An Oregon baker with Christian beliefs who was forced to shut down operations after refusing to make a cake for a planned same-sex wedding says her faith in God has not wavered -- and in fact, has grown stronger because of the ordeal.
The lesbians, in turn, filed a complaint with the state, touching off a massive gay activist outcry that ultimately led the couple to shut their business doors -- the business they had spent years building -- and move operations this past weekend to their home.
The outcry from the gay community over their refusal to bake the lesbians' cake hit hard at their vendor business. Many cut ties and left them in limbo. The business had already suffered a tight winter; Mrs. Klein said the negative reaction from the lesbian cake ordeal likely pushed their revenue situation into the category of dire.
Washington Times columnist Ken Allard claimed that a proposal to expand San Antonio's non-discrimination ordinance to protect LGBT individuals poses a dire threat to "our basic civil liberties" and repeated the long-debunked myth - peddled previously by the Times - that the ordinance would ban Christians from city office.
In an August 27 column titled "Living the gay life in San Antonio," Allard asserted that the ordinance would pave the path for the arrival of "the new thought police":
Major provisions of the ordinance outlaw discrimination on the basis of "race, color, religion, national origin, sex, sexual orientation, gender identity, veteran status, age or disability" (excluding, of course, the unborn). Gender identities are redefined to protect "appearance, expression or behavior regardless of an individual's assigned sex at birth." (Bradley "Chelsea" Manning would feel right at home). Appointed officials and members of city commissions can be dismissed for malfeasance if they offend the new protected classes by "discrimination or bias, by word or deed." Best of all: The city's new equal-employment division will become the new thought police, enforcing the whole she-bang (is that term still legal?)
Because the Bible contains some tough teachings about sexual transgression, religious leaders were quick to see the ordinance as a divisive and even deliberately anti-religious measure. Once the ordinance is in place, could an avowed Christian even serve on the City Council? Would the "Christian" designation henceforth be limited only to those churches ordaining homosexual ministers? Who knew? [emphasis added]
An opinion piece for The Washington Times suggested that "every schoolteacher in America should be armed in the classroom," ignoring that schools -- where guns are typically not permitted -- are among the safest places for young people.
In an August 26 op-ed, Steve Siebold, a motivational book author, also suggested that the mass shooting at Sandy Hook Elementary School in Newtown, Connecticut, that left 20 children and six educators dead could have been prevented if teacher Victoria Soto, who was killed in the attack, had been armed with a gun:

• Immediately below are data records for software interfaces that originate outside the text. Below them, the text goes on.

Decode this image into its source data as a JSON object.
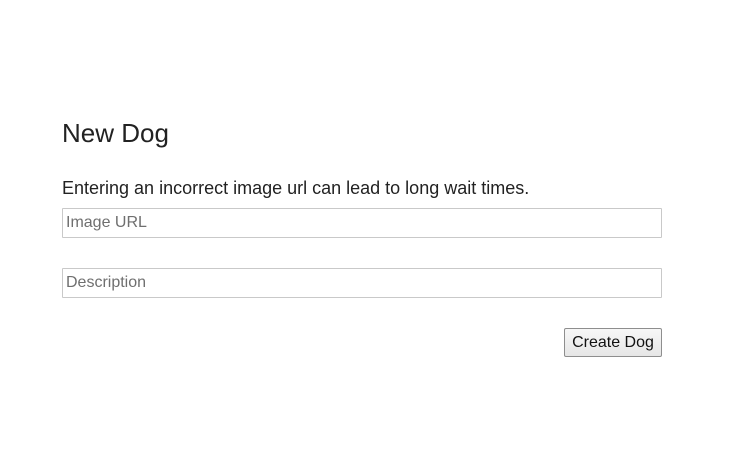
{
  "form": {
    "title": "New Dog",
    "notice": "Entering an incorrect image url can lead to long wait times.",
    "image_url": {
      "value": "",
      "placeholder": "Image URL"
    },
    "description": {
      "value": "",
      "placeholder": "Description"
    },
    "submit_label": "Create Dog"
  }
}
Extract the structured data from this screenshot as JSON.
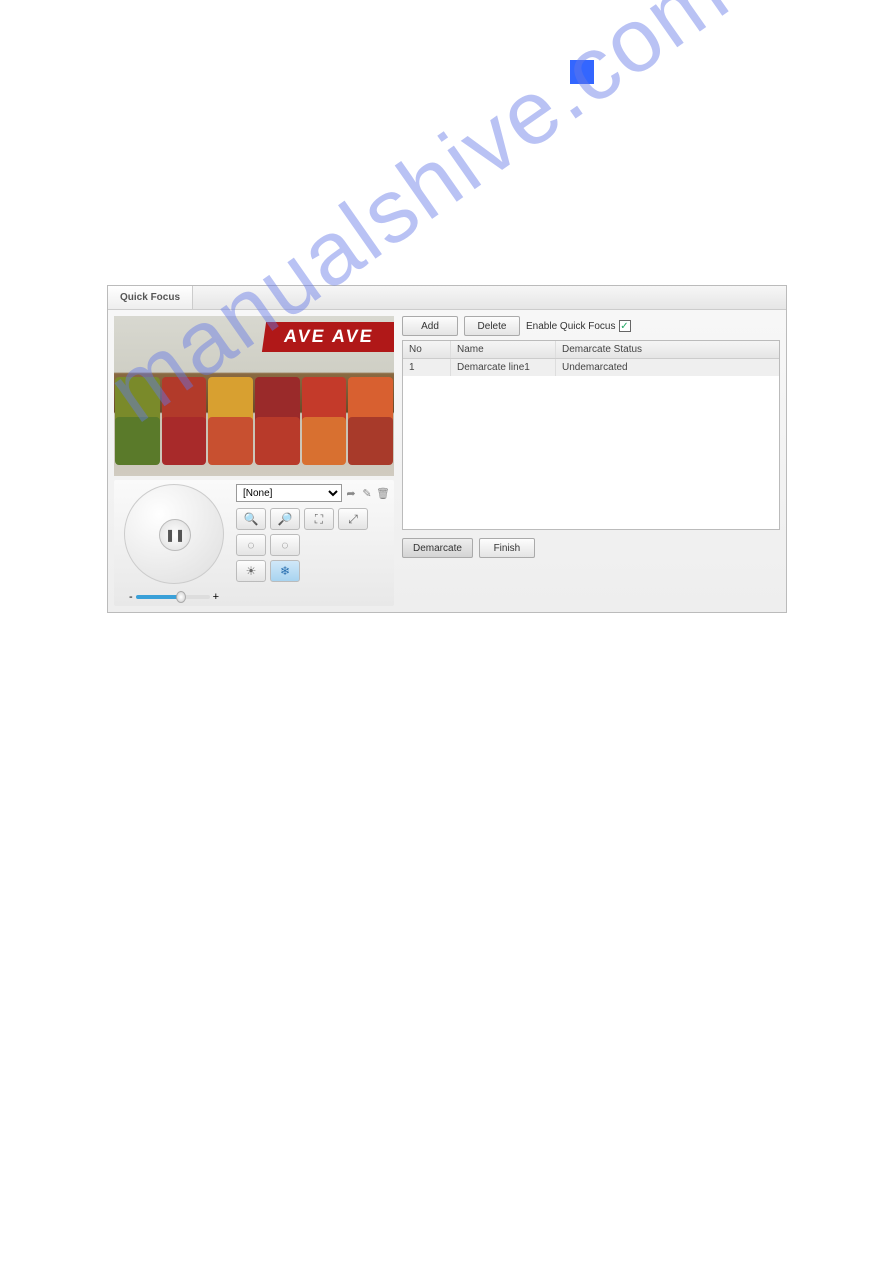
{
  "tab_label": "Quick Focus",
  "video": {
    "sign_text": "AVE AVE"
  },
  "ptz": {
    "preset_selected": "[None]",
    "slider_minus": "-",
    "slider_plus": "+"
  },
  "toolbar": {
    "add_label": "Add",
    "delete_label": "Delete",
    "enable_label": "Enable Quick Focus",
    "enable_checked": "✓"
  },
  "table": {
    "headers": {
      "no": "No",
      "name": "Name",
      "status": "Demarcate Status"
    },
    "rows": [
      {
        "no": "1",
        "name": "Demarcate line1",
        "status": "Undemarcated"
      }
    ]
  },
  "actions": {
    "demarcate_label": "Demarcate",
    "finish_label": "Finish"
  }
}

If we look back at Sandy Hook last year, first-grade teacher and hero Victoria Soto, who was fatally shot after hiding her kids in a closet and telling the gunman the kids were in the gym, might still be alive had she been armed and able to defend herself. So could a lot of other children and teachers who tragically died that day.
In advocating for the arming of all teachers, and insisting that "If teachers aren't comfortable with that, they may need to find a new profession," Siebold left out key facts about past mass school shootings. For example, he cites the 1999 Columbine High School mass shooting to buttress his claim that, "Arming our teachers and training them how to use a firearm properly will translate to fewer heinous acts taking place." In fact, an armed guard twice exchanged fire with one of the two shooters but was unable to stop the shooting.